> _THE PROBLEM_
Which of the lines below mention the word "text"? Pull each one out.

-*-

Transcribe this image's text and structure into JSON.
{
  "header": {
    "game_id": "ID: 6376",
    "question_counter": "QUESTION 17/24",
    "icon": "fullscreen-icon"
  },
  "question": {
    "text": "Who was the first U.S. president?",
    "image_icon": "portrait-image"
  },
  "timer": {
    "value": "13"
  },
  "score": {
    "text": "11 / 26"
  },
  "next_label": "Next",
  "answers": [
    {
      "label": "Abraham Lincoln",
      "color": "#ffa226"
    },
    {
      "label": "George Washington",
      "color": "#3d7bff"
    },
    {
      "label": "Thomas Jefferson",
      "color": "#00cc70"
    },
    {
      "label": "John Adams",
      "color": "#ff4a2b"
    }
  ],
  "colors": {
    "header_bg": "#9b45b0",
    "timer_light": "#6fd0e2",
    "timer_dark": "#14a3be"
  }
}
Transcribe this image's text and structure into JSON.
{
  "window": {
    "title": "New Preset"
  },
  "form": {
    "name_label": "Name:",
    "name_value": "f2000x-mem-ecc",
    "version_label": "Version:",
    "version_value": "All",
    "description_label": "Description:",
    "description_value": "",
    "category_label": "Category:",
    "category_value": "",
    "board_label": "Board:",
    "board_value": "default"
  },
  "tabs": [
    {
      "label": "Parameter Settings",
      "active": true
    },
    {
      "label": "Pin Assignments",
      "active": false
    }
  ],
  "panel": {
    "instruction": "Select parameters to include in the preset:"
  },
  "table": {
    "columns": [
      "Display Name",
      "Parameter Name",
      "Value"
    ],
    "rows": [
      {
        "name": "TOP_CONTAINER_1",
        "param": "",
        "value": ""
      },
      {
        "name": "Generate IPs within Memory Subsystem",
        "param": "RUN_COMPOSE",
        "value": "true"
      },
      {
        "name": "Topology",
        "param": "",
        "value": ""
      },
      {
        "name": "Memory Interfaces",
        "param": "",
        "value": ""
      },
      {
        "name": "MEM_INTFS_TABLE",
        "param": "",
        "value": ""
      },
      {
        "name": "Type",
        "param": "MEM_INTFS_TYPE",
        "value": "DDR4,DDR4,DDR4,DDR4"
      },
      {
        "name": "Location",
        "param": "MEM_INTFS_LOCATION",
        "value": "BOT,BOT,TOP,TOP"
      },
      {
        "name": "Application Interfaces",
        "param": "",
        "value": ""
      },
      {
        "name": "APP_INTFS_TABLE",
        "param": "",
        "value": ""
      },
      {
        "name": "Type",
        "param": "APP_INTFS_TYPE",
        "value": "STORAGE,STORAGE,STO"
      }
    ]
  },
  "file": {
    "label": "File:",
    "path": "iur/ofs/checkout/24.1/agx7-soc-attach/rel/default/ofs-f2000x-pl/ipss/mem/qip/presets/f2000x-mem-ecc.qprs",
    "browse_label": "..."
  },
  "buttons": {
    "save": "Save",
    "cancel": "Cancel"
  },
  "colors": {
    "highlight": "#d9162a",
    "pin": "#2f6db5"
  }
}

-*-

> _ANSWER FOR THE TASK_
Transcribe this image's text and structure into JSON.
    "text": "Who was the first U.S. president?",
    "text": "11 / 26"
Transcribe this image's text and structure into JSON.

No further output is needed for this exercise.